Author: Ellen Thome, senior
This is the second post in a series of four posts written by the Summer 2019 Honors Internship Fellows. The students received a stipend that enabled them to work at non-profit organizations for the common good.
Thanks to the Honors Summer Internship Fellowship, I was able to intern at Save the Children as a Supporter Experience & Retention intern this summer. Save the Children is a global nonprofit, working in 120 countries to protect the rights of every child. Save the Children achieves this by providing health and nutrition programs, increasing access to education, promoting gender equality, and protecting children in areas suffering from conflicts or disasters. Save the Children also advocates for policies that protect children at the local, national, and international level.
As a Supporter Experience & Retention intern, my job was to help communicate Save the Children’s latest efforts to donors. I did this by revising fundraising materials and selecting images and links for Save the Children’s calendars. I also helped Save the Children celebrate its Centennial anniversary by sending donors materials that highlight the long-term changes Save the Children has achieved since its establishment. Finally, I collected donor feedback by analyzing and creating surveys. The scope of these surveys ranged from small matters – photos for the annual calendar – to broader issues, such as what motivates donors to give. Overall, this internship introduced me to the administrative side of nonprofit work. Additionally, I met several experts in international nonprofit fieldwork, which also allows me to consider the possibility of overseas nonprofit work.

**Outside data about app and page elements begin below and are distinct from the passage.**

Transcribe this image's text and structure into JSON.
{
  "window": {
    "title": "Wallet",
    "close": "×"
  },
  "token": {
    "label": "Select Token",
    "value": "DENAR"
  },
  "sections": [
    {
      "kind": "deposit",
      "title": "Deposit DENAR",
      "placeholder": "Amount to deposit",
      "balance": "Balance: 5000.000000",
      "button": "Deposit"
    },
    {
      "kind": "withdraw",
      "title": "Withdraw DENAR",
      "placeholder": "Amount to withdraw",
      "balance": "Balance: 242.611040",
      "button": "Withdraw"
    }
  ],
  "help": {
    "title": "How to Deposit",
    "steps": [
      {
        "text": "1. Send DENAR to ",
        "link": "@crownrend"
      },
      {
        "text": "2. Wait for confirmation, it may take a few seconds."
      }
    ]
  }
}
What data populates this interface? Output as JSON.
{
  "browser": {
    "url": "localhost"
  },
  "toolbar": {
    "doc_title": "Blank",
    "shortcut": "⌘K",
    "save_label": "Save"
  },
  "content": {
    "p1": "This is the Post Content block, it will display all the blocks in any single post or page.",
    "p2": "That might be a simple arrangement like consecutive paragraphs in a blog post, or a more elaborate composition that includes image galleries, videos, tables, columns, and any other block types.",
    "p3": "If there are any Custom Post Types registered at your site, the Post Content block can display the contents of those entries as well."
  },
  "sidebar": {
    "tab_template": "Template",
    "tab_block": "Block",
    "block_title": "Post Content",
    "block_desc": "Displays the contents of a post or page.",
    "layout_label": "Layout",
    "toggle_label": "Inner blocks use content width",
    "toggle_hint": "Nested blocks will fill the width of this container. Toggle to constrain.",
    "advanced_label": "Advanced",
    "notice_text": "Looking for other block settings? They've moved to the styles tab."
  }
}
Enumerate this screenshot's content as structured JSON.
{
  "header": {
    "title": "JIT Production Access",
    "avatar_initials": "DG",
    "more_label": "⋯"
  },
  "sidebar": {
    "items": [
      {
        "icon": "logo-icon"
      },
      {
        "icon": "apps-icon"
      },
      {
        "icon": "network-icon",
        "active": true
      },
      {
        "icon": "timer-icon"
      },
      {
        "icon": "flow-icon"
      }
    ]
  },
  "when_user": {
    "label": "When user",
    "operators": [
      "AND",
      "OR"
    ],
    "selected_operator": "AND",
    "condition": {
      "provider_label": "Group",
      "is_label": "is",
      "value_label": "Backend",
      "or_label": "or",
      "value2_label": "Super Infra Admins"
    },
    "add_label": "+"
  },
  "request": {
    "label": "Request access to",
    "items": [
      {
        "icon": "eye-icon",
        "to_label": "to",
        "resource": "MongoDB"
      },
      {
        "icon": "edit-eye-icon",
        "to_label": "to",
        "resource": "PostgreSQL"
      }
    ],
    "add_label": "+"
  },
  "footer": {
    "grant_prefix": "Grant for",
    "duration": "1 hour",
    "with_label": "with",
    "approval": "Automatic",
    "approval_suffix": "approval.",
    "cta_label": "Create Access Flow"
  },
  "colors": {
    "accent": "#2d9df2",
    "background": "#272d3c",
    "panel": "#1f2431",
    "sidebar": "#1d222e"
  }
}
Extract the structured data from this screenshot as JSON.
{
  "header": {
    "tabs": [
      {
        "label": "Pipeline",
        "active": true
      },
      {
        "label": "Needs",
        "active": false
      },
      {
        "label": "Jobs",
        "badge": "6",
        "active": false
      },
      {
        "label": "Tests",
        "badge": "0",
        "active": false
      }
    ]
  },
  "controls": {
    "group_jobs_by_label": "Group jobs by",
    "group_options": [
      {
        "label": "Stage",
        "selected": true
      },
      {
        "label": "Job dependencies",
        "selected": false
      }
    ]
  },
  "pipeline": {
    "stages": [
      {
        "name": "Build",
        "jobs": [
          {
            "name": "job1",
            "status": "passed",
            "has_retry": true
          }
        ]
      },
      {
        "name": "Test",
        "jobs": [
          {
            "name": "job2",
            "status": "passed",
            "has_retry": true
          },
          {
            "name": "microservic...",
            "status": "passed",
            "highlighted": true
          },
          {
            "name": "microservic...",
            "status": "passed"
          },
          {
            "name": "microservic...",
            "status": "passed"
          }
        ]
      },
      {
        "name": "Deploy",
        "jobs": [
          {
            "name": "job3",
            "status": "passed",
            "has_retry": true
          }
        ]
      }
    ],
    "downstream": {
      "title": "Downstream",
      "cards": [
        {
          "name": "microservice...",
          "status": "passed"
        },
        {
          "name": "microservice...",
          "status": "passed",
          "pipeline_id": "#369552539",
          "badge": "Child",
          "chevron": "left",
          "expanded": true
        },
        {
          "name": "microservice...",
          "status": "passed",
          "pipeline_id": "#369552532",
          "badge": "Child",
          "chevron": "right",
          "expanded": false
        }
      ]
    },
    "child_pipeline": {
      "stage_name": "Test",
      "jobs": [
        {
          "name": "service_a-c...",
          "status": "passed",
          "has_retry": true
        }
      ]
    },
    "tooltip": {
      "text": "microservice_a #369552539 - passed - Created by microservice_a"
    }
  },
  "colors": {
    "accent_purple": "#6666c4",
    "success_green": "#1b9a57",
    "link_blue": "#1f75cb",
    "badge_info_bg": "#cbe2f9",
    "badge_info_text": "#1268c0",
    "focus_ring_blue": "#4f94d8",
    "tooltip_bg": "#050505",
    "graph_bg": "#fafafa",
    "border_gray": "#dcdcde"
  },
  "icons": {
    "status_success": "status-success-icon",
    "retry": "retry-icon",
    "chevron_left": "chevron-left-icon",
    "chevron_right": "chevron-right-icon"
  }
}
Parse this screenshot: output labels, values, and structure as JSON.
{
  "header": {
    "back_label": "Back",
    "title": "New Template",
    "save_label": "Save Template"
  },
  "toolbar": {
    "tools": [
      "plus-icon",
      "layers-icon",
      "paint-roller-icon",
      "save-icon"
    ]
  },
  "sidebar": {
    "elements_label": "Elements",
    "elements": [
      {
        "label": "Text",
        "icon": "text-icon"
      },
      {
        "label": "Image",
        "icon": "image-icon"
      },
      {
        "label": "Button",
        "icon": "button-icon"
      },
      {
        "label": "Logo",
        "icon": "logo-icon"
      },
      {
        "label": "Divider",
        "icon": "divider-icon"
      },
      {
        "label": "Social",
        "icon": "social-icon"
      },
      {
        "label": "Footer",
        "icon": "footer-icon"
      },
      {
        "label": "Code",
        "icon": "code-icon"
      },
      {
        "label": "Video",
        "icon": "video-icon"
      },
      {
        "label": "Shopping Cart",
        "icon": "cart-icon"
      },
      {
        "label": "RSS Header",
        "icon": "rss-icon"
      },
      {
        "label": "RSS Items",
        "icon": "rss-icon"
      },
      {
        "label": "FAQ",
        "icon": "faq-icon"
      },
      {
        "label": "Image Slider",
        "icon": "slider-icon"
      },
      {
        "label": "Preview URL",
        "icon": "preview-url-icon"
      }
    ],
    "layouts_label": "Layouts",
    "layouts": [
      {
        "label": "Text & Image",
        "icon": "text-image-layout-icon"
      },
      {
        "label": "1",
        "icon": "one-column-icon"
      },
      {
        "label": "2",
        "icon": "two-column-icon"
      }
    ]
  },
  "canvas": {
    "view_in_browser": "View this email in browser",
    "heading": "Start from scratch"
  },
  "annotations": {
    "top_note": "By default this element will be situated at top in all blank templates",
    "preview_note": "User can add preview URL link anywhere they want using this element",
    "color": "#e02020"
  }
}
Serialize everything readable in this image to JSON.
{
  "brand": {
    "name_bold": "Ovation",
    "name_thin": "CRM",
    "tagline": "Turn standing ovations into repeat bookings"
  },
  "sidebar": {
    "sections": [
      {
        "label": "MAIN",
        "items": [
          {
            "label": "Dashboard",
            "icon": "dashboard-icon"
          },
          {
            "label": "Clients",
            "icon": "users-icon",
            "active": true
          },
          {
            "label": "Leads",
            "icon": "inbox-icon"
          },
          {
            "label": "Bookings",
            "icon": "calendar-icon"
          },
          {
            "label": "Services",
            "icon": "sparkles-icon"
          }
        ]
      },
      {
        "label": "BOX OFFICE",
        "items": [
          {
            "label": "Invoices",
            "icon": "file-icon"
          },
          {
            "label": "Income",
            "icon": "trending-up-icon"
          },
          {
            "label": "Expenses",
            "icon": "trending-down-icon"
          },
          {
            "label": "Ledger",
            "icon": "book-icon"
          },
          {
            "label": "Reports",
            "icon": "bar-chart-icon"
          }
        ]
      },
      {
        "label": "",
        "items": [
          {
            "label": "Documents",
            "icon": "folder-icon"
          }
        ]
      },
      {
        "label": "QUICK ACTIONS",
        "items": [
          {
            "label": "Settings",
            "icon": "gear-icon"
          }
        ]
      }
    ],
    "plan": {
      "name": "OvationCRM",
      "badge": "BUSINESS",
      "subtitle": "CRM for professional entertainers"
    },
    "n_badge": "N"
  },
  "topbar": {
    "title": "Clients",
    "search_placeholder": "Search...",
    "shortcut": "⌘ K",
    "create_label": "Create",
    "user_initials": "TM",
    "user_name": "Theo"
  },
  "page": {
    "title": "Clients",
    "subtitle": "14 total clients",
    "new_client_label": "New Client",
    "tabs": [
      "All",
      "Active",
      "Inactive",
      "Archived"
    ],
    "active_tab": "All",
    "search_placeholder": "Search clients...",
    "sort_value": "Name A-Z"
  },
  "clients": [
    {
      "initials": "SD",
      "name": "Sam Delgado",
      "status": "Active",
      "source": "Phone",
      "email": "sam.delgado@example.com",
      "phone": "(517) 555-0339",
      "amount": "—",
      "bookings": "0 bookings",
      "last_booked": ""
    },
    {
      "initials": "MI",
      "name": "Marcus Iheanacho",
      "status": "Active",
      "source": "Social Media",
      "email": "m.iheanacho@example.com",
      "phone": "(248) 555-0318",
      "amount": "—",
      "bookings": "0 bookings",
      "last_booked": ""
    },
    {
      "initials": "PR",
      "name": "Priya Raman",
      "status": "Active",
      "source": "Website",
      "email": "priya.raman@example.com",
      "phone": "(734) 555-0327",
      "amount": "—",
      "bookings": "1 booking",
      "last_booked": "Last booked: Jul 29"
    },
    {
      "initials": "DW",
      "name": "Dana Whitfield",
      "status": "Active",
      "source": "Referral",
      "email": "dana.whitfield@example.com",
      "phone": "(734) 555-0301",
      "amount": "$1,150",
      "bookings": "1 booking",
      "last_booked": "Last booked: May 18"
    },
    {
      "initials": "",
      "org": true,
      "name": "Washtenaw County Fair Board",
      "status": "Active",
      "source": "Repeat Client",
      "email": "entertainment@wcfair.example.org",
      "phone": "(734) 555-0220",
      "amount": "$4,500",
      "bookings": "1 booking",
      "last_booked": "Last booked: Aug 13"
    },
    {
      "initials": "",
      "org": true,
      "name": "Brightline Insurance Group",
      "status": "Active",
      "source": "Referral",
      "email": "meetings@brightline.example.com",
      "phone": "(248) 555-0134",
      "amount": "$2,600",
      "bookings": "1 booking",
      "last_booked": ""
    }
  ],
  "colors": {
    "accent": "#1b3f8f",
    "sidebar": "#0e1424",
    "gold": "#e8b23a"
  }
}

This internship has reinforced the importance of written communication that is central to the Honors Program curriculum. Revising donor-facing materials showed me how small textual details can have profound, long-term impacts. Furthermore, Save the Children considers literacy foundational for children’s development and rights, and prioritizes children’s literacy with early childhood reading programs, supplemental school reading initiatives, and campaigns to keep girls in school.
Additionally, Save the Children’s work around the world corresponds to the pillars of justice and diversity of the Honors Program mission. Save the Children protects children regardless of nationality, religion, or refugee status, and demonstrates a commitment to justice by focussing on children hit hardest by conflict, such as children in Syria and Rohingya children from Myanmar. Save the Children delivers justice to children experiencing conflict by establishing child-friendly spaces where children are protected from violence and work through trauma, and by addressing governments to end conflict. Save the Children’s job-training and livelihoods programs also ensure justice for the poorest children by breaking cycles of poverty.
Finally, this internship has helped shape the focus of my Honors senior thesis, which I will be writing this fall on the topic of migrants. This summer, Save the Children established two centers along the US-Mexico border for migrant children transitioning out of ICE detention centers. Seeing Save the Children’s work for migrant children both reinforces the importance of my topic and highlights how much more needs to be done to help detained migrants.
I am incredibly grateful to Dr. Keller and the Honors Program for their support in allowing me to pursue this wonderful opportunity.